=== RECORDS PROVIDED ===

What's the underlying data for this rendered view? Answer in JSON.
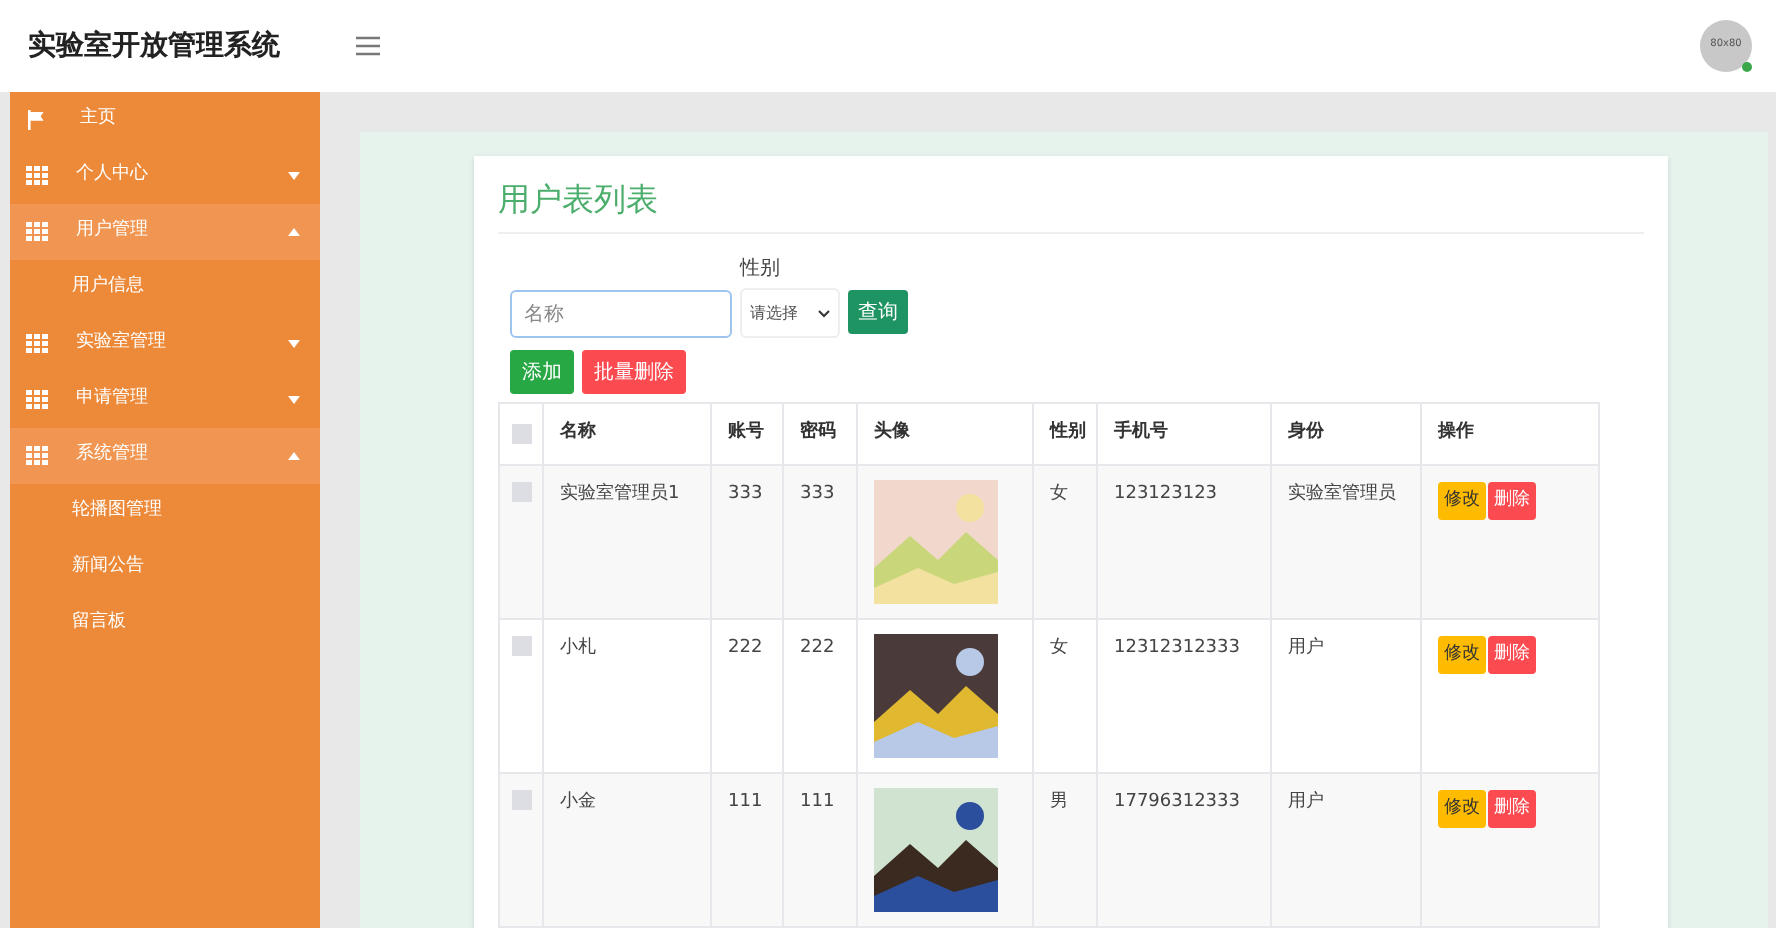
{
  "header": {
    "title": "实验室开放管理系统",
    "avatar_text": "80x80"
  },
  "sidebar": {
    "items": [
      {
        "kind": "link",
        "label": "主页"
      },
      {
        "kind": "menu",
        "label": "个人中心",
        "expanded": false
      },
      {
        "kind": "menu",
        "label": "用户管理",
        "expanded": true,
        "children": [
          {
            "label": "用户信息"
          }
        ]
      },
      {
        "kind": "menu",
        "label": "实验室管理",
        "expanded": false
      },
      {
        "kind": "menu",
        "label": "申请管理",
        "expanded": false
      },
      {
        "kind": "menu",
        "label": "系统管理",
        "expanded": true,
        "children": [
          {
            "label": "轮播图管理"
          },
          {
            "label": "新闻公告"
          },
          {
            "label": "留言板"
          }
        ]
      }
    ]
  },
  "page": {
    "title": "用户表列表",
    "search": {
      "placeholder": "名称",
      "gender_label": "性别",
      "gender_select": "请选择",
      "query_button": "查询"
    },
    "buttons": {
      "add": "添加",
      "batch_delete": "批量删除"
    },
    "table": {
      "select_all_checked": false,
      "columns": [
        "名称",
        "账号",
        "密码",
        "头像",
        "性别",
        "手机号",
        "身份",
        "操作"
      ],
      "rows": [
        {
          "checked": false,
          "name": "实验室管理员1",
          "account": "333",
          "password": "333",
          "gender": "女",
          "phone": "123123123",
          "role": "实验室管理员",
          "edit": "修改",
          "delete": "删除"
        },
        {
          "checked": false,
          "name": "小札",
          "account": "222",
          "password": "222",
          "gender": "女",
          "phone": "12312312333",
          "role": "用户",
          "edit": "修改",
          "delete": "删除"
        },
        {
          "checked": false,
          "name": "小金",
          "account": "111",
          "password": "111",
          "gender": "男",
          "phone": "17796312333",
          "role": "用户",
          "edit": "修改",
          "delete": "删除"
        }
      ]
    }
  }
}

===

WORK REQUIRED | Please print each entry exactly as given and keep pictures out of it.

SOLUTION |
What's the underlying data for this rendered view? Answer in JSON.
{
  "header": {
    "title": "实验室开放管理系统",
    "avatar_text": "80x80"
  },
  "sidebar": {
    "items": [
      {
        "kind": "link",
        "label": "主页"
      },
      {
        "kind": "menu",
        "label": "个人中心",
        "expanded": false
      },
      {
        "kind": "menu",
        "label": "用户管理",
        "expanded": true,
        "children": [
          {
            "label": "用户信息"
          }
        ]
      },
      {
        "kind": "menu",
        "label": "实验室管理",
        "expanded": false
      },
      {
        "kind": "menu",
        "label": "申请管理",
        "expanded": false
      },
      {
        "kind": "menu",
        "label": "系统管理",
        "expanded": true,
        "children": [
          {
            "label": "轮播图管理"
          },
          {
            "label": "新闻公告"
          },
          {
            "label": "留言板"
          }
        ]
      }
    ]
  },
  "page": {
    "title": "用户表列表",
    "search": {
      "placeholder": "名称",
      "gender_label": "性别",
      "gender_select": "请选择",
      "query_button": "查询"
    },
    "buttons": {
      "add": "添加",
      "batch_delete": "批量删除"
    },
    "table": {
      "select_all_checked": false,
      "columns": [
        "名称",
        "账号",
        "密码",
        "头像",
        "性别",
        "手机号",
        "身份",
        "操作"
      ],
      "rows": [
        {
          "checked": false,
          "name": "实验室管理员1",
          "account": "333",
          "password": "333",
          "gender": "女",
          "phone": "123123123",
          "role": "实验室管理员",
          "edit": "修改",
          "delete": "删除"
        },
        {
          "checked": false,
          "name": "小札",
          "account": "222",
          "password": "222",
          "gender": "女",
          "phone": "12312312333",
          "role": "用户",
          "edit": "修改",
          "delete": "删除"
        },
        {
          "checked": false,
          "name": "小金",
          "account": "111",
          "password": "111",
          "gender": "男",
          "phone": "17796312333",
          "role": "用户",
          "edit": "修改",
          "delete": "删除"
        }
      ]
    }
  }
}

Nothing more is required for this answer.